Prompt >> Search each line of the data for the word "speaker"; copy every line where it is found.

[Data for review Boundary: Start]

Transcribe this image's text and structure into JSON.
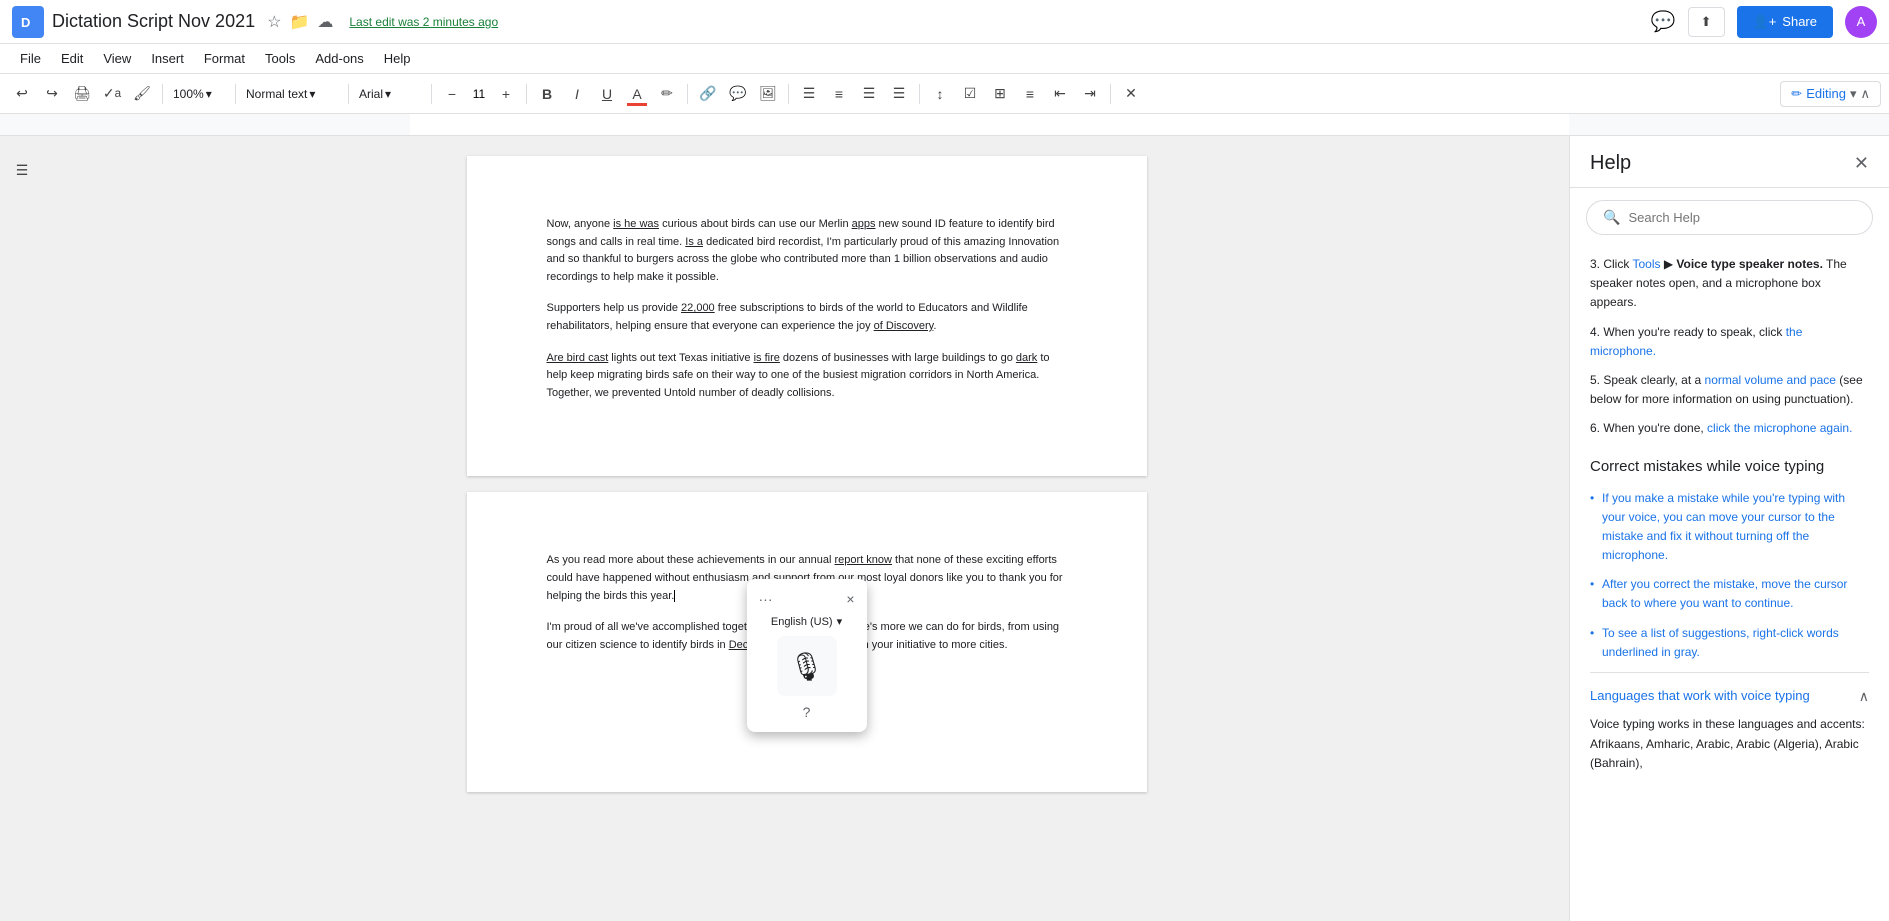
{
  "titleBar": {
    "appIcon": "D",
    "docTitle": "Dictation Script Nov 2021",
    "lastEdit": "Last edit was 2 minutes ago",
    "shareLabel": "Share",
    "editingLabel": "Editing",
    "avatar": "A"
  },
  "menuBar": {
    "items": [
      "File",
      "Edit",
      "View",
      "Insert",
      "Format",
      "Tools",
      "Add-ons",
      "Help"
    ]
  },
  "toolbar": {
    "zoom": "100%",
    "style": "Normal text",
    "font": "Arial",
    "fontSize": "11",
    "editingMode": "Editing"
  },
  "page1": {
    "paragraphs": [
      "Now, anyone is he was curious about birds can use our Merlin apps new sound ID feature to identify bird songs and calls in real time. Is a dedicated bird recordist, I'm particularly proud of this amazing Innovation and so thankful to burgers across the globe who contributed more than 1 billion observations and audio recordings to help make it possible.",
      "Supporters help us provide 22,000 free subscriptions to birds of the world to Educators and Wildlife rehabilitators, helping ensure that everyone can experience the joy of Discovery.",
      "Are bird cast lights out text Texas initiative is fire dozens of businesses with large buildings to go dark to help keep migrating birds safe on their way to one of the busiest migration corridors in North America. Together, we prevented Untold number of deadly collisions."
    ]
  },
  "page2": {
    "paragraphs": [
      "As you read more about these achievements in our annual report know that none of these exciting efforts could have happened without enthusiasm and support from our most loyal donors like you to thank you for helping the birds this year.",
      "I'm proud of all we've accomplished together, but I also know there's more we can do for birds, from using our citizen science to identify birds in Decline to taking lights out in your initiative to more cities."
    ]
  },
  "voicePopup": {
    "language": "English (US)",
    "micSymbol": "🎤",
    "helpSymbol": "?",
    "closeSymbol": "×",
    "dotsSymbol": "···"
  },
  "helpPanel": {
    "title": "Help",
    "searchPlaceholder": "Search Help",
    "steps": [
      {
        "num": "3.",
        "text": "Click ",
        "linkText": "Tools",
        "arrow": " ▶ ",
        "rest": "Voice type speaker notes.",
        "detail": " The speaker notes open, and a microphone box appears."
      },
      {
        "num": "4.",
        "text": "When you're ready to speak, click the microphone."
      },
      {
        "num": "5.",
        "text": "Speak clearly, at a normal volume and pace (see below for more information on using punctuation)."
      },
      {
        "num": "6.",
        "text": "When you're done, click the microphone again."
      }
    ],
    "correctSection": {
      "title": "Correct mistakes while voice typing",
      "bullets": [
        "If you make a mistake while you're typing with your voice, you can move your cursor to the mistake and fix it without turning off the microphone.",
        "After you correct the mistake, move the cursor back to where you want to continue.",
        "To see a list of suggestions, right-click words underlined in gray."
      ]
    },
    "languagesSection": {
      "title": "Languages that work with voice typing",
      "content": "Voice typing works in these languages and accents:",
      "examples": "Afrikaans, Amharic, Arabic, Arabic (Algeria), Arabic (Bahrain),"
    }
  }
}
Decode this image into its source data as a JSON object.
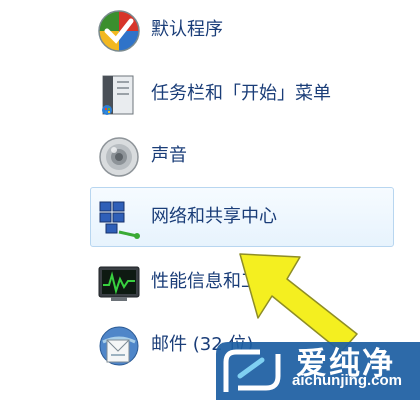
{
  "items": [
    {
      "label": "默认程序",
      "icon": "default-programs-icon"
    },
    {
      "label": "任务栏和「开始」菜单",
      "icon": "taskbar-start-menu-icon"
    },
    {
      "label": "声音",
      "icon": "sound-speaker-icon"
    },
    {
      "label": "网络和共享中心",
      "icon": "network-sharing-center-icon"
    },
    {
      "label": "性能信息和工具",
      "icon": "performance-monitor-icon"
    },
    {
      "label": "邮件 (32 位)",
      "icon": "mail-icon"
    }
  ],
  "watermark": {
    "brand": "爱纯净",
    "url": "aichunjing.com",
    "logo": "watermark-logo"
  },
  "colors": {
    "label": "#1a3d78",
    "hover_bg": "#e7f3fd",
    "hover_border": "#b8d6f0",
    "arrow": "#f4ef20"
  }
}
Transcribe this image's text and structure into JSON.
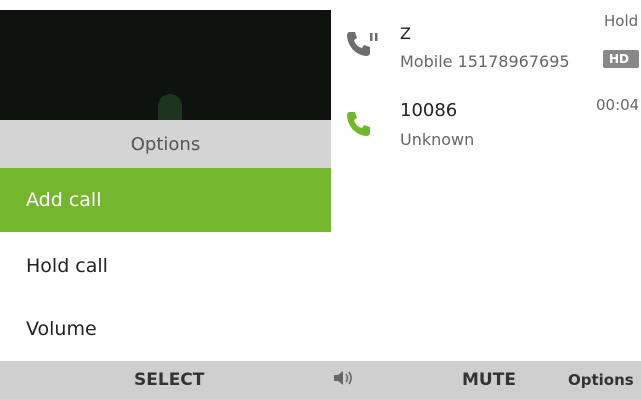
{
  "options_menu": {
    "title": "Options",
    "items": [
      {
        "label": "Add call",
        "selected": true
      },
      {
        "label": "Hold call",
        "selected": false
      },
      {
        "label": "Volume",
        "selected": false
      }
    ]
  },
  "calls": [
    {
      "name": "Z",
      "detail": "Mobile 15178967695",
      "status": "Hold",
      "badge": "HD",
      "icon": "phone-hold-icon"
    },
    {
      "name": "10086",
      "detail": "Unknown",
      "timer": "00:04",
      "icon": "phone-active-icon"
    }
  ],
  "softkeys": {
    "left": "SELECT",
    "middle_icon": "volume-icon",
    "center": "MUTE",
    "right": "Options"
  },
  "colors": {
    "accent": "#74b72e",
    "header_bg": "#d4d4d4",
    "softkey_bg": "#cfcfcf",
    "video_bg": "#0e130e",
    "phone_hold": "#6e6e6e",
    "phone_active": "#74b72e"
  }
}
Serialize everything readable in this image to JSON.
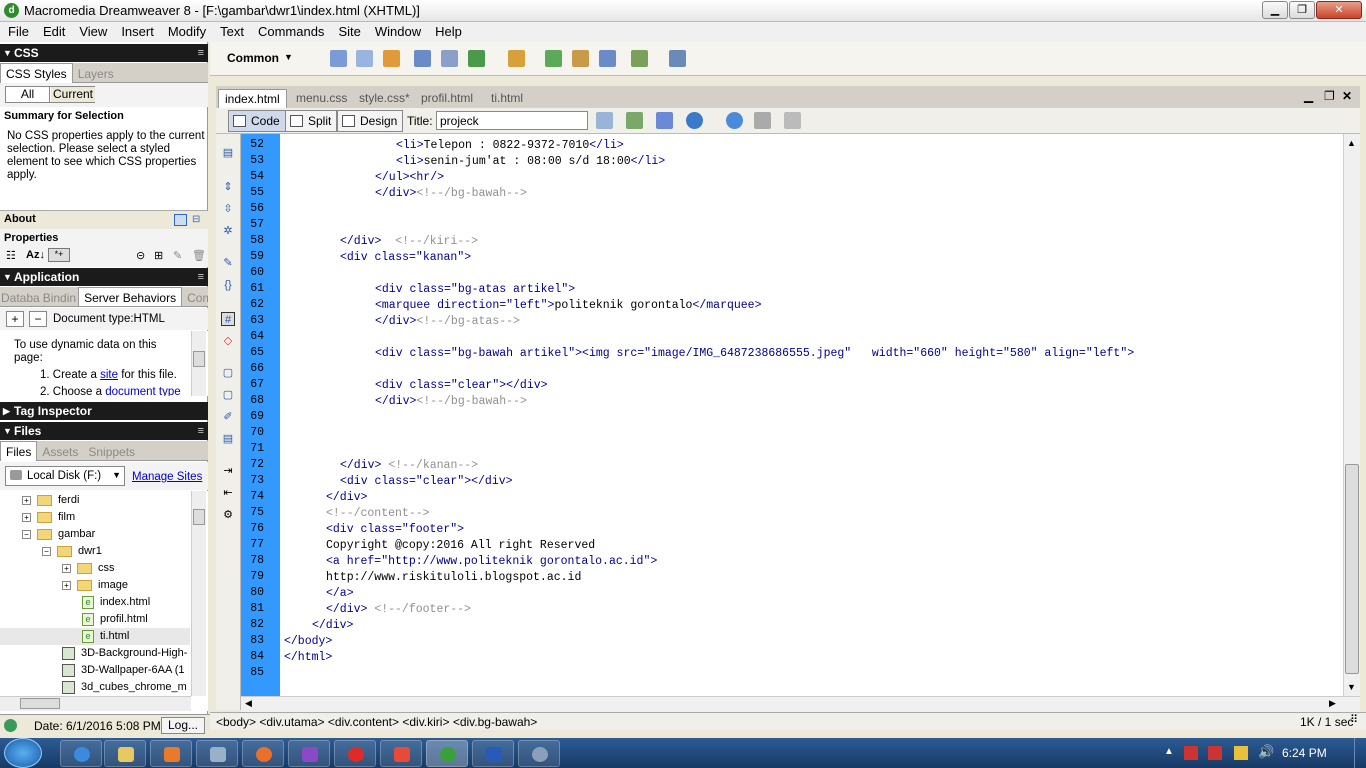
{
  "window": {
    "title": "Macromedia Dreamweaver 8 - [F:\\gambar\\dwr1\\index.html (XHTML)]"
  },
  "menu": [
    "File",
    "Edit",
    "View",
    "Insert",
    "Modify",
    "Text",
    "Commands",
    "Site",
    "Window",
    "Help"
  ],
  "css_panel": {
    "header": "CSS",
    "tabs": [
      "CSS Styles",
      "Layers"
    ],
    "buttons": [
      "All",
      "Current"
    ],
    "summary_title": "Summary for Selection",
    "summary_text": [
      "No CSS properties apply to the current",
      "selection.  Please select a styled",
      "element to see which CSS properties",
      "apply."
    ],
    "about": "About",
    "properties": "Properties"
  },
  "application_panel": {
    "header": "Application",
    "tabs": [
      "Databa",
      "Bindin",
      "Server Behaviors",
      "Compo"
    ],
    "doctype": "Document type:HTML",
    "info_line1": "To use dynamic data on this",
    "info_line2": "page:",
    "step1_num": "1.",
    "step1_pre": "Create a ",
    "step1_link": "site",
    "step1_post": " for this file.",
    "step2_num": "2.",
    "step2_pre": "Choose a ",
    "step2_link": "document type"
  },
  "tag_inspector": {
    "header": "Tag Inspector"
  },
  "files_panel": {
    "header": "Files",
    "tabs": [
      "Files",
      "Assets",
      "Snippets"
    ],
    "disk": "Local Disk (F:)",
    "manage": "Manage Sites",
    "tree": [
      "ferdi",
      "film",
      "gambar",
      "dwr1",
      "css",
      "image",
      "index.html",
      "profil.html",
      "ti.html",
      "3D-Background-High-",
      "3D-Wallpaper-6AA (1",
      "3d_cubes_chrome_m"
    ],
    "status_date": "Date: 6/1/2016 5:08 PM",
    "log_button": "Log..."
  },
  "insert_bar": {
    "category": "Common"
  },
  "doc_tabs": [
    "index.html",
    "menu.css",
    "style.css*",
    "profil.html",
    "ti.html"
  ],
  "doc_toolbar": {
    "code": "Code",
    "split": "Split",
    "design": "Design",
    "title_label": "Title:",
    "title_value": "projeck"
  },
  "code": {
    "line_numbers": [
      "52",
      "53",
      "54",
      "55",
      "56",
      "57",
      "58",
      "59",
      "60",
      "61",
      "62",
      "63",
      "64",
      "65",
      "66",
      "67",
      "68",
      "69",
      "70",
      "71",
      "72",
      "73",
      "74",
      "75",
      "76",
      "77",
      "78",
      "79",
      "80",
      "81",
      "82",
      "83",
      "84",
      "85"
    ]
  },
  "status": {
    "tags": "<body> <div.utama> <div.content> <div.kiri> <div.bg-bawah>",
    "size": "1K / 1 sec"
  },
  "taskbar": {
    "time": "6:24 PM"
  }
}
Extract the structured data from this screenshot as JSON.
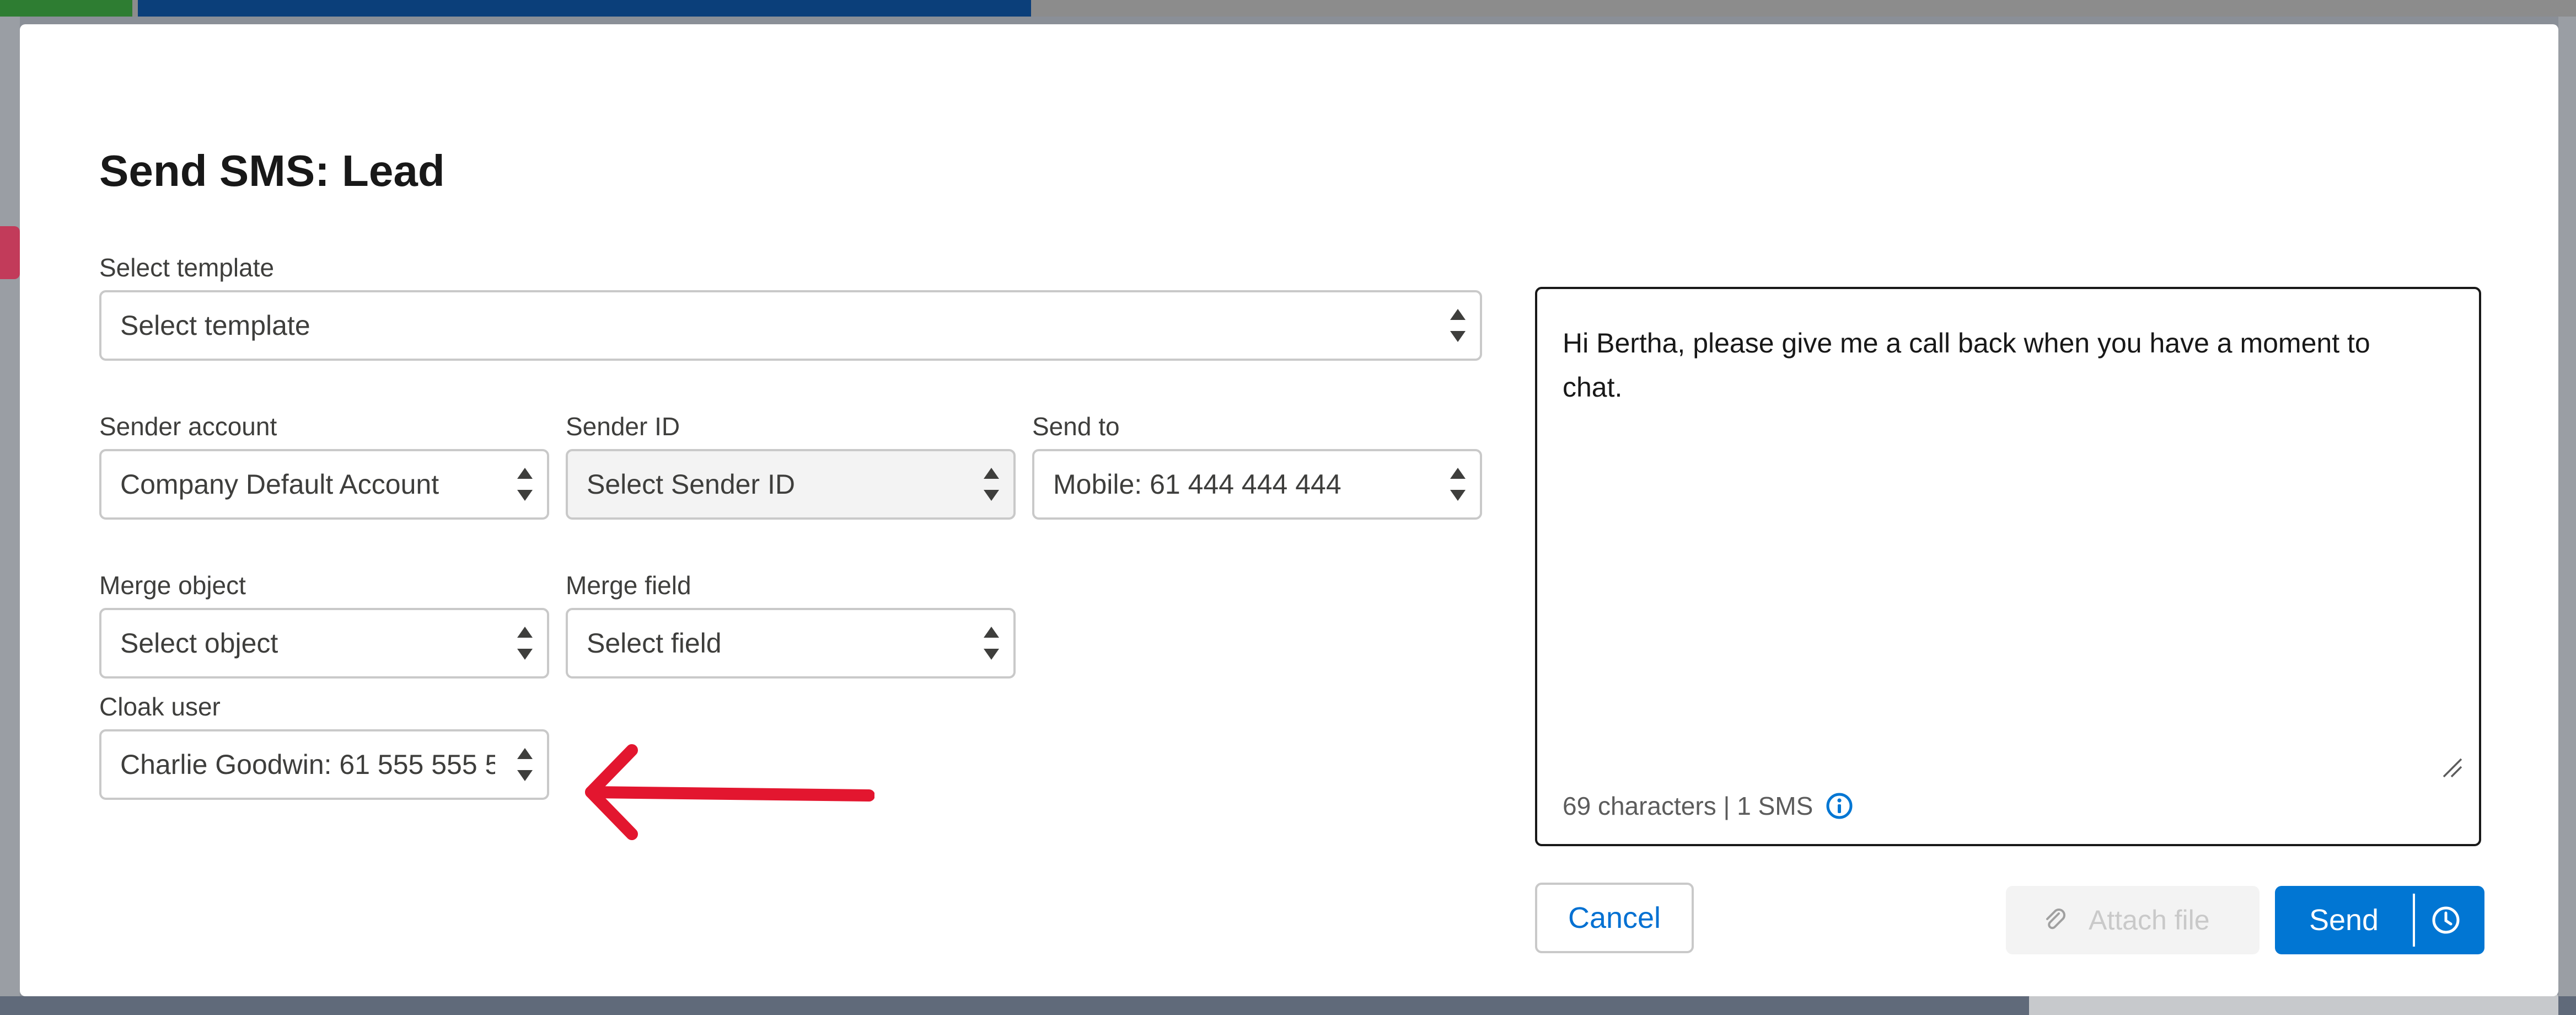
{
  "modal": {
    "title": "Send SMS: Lead"
  },
  "template": {
    "label": "Select template",
    "value": "Select template"
  },
  "sender_account": {
    "label": "Sender account",
    "value": "Company Default Account"
  },
  "sender_id": {
    "label": "Sender ID",
    "value": "Select Sender ID"
  },
  "send_to": {
    "label": "Send to",
    "value": "Mobile: 61 444 444 444"
  },
  "merge_object": {
    "label": "Merge object",
    "value": "Select object"
  },
  "merge_field": {
    "label": "Merge field",
    "value": "Select field"
  },
  "cloak_user": {
    "label": "Cloak user",
    "value": "Charlie Goodwin: 61 555 555 5"
  },
  "message": {
    "text": "Hi Bertha, please give me a call back when you have a moment to chat.",
    "counter": "69 characters | 1 SMS"
  },
  "buttons": {
    "cancel": "Cancel",
    "attach": "Attach file",
    "send": "Send"
  },
  "colors": {
    "brand_blue": "#0176d3",
    "annotation_arrow": "#e3162f"
  },
  "icons": {
    "info": "info-icon",
    "attach": "paperclip-icon",
    "schedule": "clock-icon",
    "stepper": "up-down-arrows-icon"
  }
}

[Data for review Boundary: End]

Written response >>
        "rest": "Voice type speaker notes.",
        "detail": " The speaker notes open, and a microphone box appears."
      "icon": "sound-speaker-icon"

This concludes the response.